Many maps plonk the Shetland islands in a box somewhere off Aberdeen, but in fact they’re a lot closer to Bergen in Norway than they are to Edinburgh. Shetland endures the most violent weather experienced in the British Isles. There are some good spells of dry, sunny weather from May to September, but it’s the “simmer dim”, the twilight which lingers through the small hours at this latitude, that makes Shetland summers so memorable.
The islands’ capital, Lerwick, is a busy little port and the only town of any size. Many parts of Shetland can be reached from here on a day-trip.
South Mainland is a narrow finger of land that runs some 25 miles from Lerwick to Sumburgh Head, an area particularly rich in archeological remains, including the Iron Age Mousa Broch and the ancient settlement of Jarlshof.
A further 25 miles south of Sumburgh Head is the remote but thriving Fair Isle, synonymous with knitwear and exceptional birdlife. Even more remote are the distinctive peaks and precipitous cliffs of the island of Foula, fourteen miles west of Mainland - still counted among the lesser-known must-visit places in Scotland.
Shetland’s three North Isles bring Britain to a dramatic, windswept end: Yell has the largest population of otters in the UK; Fetlar is home to the rare red-necked phalarope and north of Unst, there’s nothing until you reach the North Pole.
Inhabited until World War II, and now a National Nature Reserve, Noss is a popular day-trip from Lerwick. Sloping gently into the sea at its western end, and plunging vertically for more than 500ft at its eastern end, the island has the dramatic outline of a half-sunk ocean liner. The cliffed coastline is home to vast colonies of gannets, puffins, guillemots, shags, razorbills and fulmars.
As Noss is only one mile wide, it’s easy enough to do an entire circumference in one day. If you do, keep close to the coast, since otherwise you’re likely to be dive-bombed by the great skuas (locally known as “bonxies”).
Boat trips from Lerwick to Noss include those run by Seabirds and Seals. It’s also possible to take a ferry to Maryfield on Bressay; from here it’s a two-mile walk to the landing stage where a Scottish Natural Heritage RIB can take you to Noss.
Shetland’s South Mainland is a long, thin finger of land, just three or four miles wide, but 25 miles long, ending in the cliffs of Sumburgh Head (262ft), which rises sharply out of the land only to drop vertically into the sea. The road up to Sumburgh lighthouse is the perfect site for watching nesting kittiwakes, fulmars, shags, razorbills, guillemots, gannets and puffins. South Mainland also harbours some of Shetland’s most impressive archeological treasures – in particular, Jarlshof and Mousa Broch.

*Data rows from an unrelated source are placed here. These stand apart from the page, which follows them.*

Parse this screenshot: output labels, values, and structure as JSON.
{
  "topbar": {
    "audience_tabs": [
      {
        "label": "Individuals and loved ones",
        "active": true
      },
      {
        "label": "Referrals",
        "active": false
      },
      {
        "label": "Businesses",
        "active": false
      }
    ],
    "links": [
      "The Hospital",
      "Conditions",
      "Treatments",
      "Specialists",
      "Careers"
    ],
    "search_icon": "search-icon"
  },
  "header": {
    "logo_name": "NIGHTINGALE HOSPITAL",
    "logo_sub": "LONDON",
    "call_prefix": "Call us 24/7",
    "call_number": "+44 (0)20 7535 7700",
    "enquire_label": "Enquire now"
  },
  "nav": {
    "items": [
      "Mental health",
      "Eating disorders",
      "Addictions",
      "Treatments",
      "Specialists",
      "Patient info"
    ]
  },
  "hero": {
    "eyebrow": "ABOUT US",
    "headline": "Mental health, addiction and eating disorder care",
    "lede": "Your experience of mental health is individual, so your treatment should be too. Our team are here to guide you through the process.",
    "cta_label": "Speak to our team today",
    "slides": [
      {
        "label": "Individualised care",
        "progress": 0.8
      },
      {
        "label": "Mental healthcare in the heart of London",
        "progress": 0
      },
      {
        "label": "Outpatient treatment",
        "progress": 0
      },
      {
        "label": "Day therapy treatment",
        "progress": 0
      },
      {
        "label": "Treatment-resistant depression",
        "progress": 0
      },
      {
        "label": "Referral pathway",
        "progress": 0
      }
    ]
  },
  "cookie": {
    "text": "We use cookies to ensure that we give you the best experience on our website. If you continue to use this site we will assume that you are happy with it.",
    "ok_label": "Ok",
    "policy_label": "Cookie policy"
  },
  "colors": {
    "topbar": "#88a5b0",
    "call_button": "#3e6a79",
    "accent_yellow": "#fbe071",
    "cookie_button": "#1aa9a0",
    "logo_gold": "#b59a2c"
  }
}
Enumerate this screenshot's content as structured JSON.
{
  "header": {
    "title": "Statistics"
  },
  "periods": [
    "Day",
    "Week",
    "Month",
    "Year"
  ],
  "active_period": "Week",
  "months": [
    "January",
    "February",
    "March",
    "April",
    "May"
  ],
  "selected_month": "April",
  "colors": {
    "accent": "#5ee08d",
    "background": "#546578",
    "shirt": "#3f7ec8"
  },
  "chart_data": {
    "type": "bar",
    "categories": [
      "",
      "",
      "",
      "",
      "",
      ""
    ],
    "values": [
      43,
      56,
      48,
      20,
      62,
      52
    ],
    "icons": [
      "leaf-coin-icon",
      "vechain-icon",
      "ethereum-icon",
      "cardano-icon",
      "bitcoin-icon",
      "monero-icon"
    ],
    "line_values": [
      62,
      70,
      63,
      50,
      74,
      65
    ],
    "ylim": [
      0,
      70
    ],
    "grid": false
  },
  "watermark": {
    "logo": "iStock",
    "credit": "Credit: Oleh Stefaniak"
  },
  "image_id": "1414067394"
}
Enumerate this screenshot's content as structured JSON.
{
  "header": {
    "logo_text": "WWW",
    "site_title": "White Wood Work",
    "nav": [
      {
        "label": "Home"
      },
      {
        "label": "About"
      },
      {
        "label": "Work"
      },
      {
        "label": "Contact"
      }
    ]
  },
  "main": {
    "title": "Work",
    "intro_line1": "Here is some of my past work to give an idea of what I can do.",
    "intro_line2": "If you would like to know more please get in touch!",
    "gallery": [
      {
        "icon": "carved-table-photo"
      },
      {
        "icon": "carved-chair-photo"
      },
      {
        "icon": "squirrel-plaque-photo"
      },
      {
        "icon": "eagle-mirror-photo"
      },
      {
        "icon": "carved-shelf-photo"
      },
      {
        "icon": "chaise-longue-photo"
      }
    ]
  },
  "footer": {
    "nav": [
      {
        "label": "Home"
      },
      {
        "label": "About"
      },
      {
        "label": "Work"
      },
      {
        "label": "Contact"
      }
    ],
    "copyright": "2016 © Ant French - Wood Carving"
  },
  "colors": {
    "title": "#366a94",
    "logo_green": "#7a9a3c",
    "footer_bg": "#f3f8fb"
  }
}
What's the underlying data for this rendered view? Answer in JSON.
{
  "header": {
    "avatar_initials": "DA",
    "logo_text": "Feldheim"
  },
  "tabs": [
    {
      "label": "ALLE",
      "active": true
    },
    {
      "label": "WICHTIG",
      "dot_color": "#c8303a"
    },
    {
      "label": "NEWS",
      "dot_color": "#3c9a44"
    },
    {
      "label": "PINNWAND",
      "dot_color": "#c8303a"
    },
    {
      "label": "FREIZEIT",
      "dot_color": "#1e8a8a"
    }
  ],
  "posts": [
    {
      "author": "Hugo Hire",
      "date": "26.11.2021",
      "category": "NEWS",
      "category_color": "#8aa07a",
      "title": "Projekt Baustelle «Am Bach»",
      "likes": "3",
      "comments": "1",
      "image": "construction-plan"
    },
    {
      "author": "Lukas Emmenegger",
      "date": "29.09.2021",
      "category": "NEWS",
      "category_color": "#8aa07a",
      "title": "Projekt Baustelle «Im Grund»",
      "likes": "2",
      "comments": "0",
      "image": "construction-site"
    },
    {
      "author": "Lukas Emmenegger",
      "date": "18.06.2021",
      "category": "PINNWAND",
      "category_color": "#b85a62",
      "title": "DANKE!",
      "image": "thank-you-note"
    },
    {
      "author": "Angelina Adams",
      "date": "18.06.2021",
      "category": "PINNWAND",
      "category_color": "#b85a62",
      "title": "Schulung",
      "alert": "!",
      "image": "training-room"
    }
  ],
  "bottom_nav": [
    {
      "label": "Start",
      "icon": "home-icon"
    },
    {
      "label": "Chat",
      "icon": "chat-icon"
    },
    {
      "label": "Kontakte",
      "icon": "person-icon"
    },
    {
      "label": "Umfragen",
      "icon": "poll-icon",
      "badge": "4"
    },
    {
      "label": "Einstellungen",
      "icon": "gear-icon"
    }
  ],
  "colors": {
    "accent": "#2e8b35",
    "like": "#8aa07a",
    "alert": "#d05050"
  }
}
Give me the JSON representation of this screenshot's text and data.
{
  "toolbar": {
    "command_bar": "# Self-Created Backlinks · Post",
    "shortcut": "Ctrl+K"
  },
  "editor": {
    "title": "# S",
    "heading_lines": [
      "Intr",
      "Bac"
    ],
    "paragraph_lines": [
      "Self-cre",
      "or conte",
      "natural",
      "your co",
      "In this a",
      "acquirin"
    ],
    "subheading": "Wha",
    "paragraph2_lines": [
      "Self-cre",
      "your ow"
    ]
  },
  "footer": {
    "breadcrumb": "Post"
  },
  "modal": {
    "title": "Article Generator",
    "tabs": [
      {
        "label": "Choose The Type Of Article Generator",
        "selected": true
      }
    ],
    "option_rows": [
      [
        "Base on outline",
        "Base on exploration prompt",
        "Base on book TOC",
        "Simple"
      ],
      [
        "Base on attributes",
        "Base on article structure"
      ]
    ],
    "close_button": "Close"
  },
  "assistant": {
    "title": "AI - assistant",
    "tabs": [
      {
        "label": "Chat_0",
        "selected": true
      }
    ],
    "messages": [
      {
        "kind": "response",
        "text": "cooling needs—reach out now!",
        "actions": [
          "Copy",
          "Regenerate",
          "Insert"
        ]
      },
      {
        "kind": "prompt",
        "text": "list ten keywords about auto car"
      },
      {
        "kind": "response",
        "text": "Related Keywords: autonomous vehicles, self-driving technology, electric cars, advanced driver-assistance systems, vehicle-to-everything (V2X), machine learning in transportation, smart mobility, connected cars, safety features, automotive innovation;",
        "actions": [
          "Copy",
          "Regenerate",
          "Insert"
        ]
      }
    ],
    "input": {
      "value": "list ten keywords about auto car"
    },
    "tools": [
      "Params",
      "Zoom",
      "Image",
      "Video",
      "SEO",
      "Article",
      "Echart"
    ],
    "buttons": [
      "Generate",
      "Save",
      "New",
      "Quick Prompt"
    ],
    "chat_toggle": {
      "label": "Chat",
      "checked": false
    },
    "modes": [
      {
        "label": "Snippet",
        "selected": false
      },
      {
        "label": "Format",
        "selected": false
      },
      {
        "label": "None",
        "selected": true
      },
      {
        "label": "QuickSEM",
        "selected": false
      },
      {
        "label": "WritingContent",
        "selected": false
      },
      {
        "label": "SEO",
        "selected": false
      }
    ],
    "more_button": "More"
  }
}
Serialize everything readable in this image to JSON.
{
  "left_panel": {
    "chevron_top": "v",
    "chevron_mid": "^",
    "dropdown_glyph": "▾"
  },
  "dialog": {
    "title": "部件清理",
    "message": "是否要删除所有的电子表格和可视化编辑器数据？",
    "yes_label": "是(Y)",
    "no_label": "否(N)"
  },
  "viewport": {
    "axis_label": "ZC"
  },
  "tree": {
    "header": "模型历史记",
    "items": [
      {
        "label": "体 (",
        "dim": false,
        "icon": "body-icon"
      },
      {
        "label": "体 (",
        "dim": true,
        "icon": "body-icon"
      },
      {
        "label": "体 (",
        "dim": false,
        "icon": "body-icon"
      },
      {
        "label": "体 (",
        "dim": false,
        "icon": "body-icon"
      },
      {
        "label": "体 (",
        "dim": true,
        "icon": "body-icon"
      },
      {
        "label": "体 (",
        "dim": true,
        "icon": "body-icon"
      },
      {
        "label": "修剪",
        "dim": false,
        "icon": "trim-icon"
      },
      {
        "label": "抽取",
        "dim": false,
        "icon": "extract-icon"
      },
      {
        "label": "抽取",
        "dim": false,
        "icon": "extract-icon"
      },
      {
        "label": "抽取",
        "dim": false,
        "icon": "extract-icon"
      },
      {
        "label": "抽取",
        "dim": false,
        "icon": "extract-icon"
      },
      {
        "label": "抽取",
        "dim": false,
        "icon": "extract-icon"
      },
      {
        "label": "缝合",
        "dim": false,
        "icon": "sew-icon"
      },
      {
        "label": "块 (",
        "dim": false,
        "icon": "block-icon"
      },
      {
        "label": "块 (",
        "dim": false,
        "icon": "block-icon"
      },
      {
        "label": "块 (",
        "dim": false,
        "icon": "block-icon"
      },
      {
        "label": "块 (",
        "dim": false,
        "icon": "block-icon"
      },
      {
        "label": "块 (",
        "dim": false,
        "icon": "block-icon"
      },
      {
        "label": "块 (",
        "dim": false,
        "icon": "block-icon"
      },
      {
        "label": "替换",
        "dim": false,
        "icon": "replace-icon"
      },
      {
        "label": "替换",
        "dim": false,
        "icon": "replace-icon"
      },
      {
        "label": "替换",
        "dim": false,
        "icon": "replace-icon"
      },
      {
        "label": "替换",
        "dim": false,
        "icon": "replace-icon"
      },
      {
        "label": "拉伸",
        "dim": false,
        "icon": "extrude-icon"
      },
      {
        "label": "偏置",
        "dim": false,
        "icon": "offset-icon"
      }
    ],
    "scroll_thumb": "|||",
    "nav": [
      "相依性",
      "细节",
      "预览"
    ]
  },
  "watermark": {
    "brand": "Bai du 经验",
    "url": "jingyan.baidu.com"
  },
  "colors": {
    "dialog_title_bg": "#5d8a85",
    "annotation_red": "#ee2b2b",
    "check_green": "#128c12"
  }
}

Jarlshof is the largest and most impressive of Shetland’s archeological sites. Only half of the original broch survives, and its courtyard is now an Iron Age aisled roundhouse, with stone piers.
It’s difficult to distinguish the original broch from the later Pictish wheelhouses that now surround it, but it’s great fun to explore, as you’re free to roam around the cells, checking out the in-built stone shelving, water tanks, beds and so on. Inland lies the maze of grass-topped foundations marking out the Viking longhouses, and towering over the whole complex are the ruins of the laird’s house, built by Robert Stewart, Earl of Orkney and Lord of Shetland, in the late sixteenth century, and the Old House of Sumburgh, built by his son, Earl Patrick.
The island of Mousa boasts the most amazingly well-preserved round tower (broch) in Scotland. Rising to more than 40ft, and looking rather like a Stone Age cooling tower, Mousa Broch has a remarkable presence, and even makes an appearance in the Norse sagas.
The low entrance-passage leads through two concentric walls to a central courtyard, divided into separate beehive chambers. Between the walls, a rough (very dark) staircase leads to the top parapet; a torch is provided for visitors. Mousa is only a mile wide, but if the weather’s not too bad it’s easy enough to spend the whole day here. From late May to late July, thousands of storm petrels breed in and around the broch walls, fishing out at sea during the day, and returning to the nests after dark.
A small passenger ferry runs to Mousa from Sandwick. The ferry runs special late-night trips, setting off around 11pm.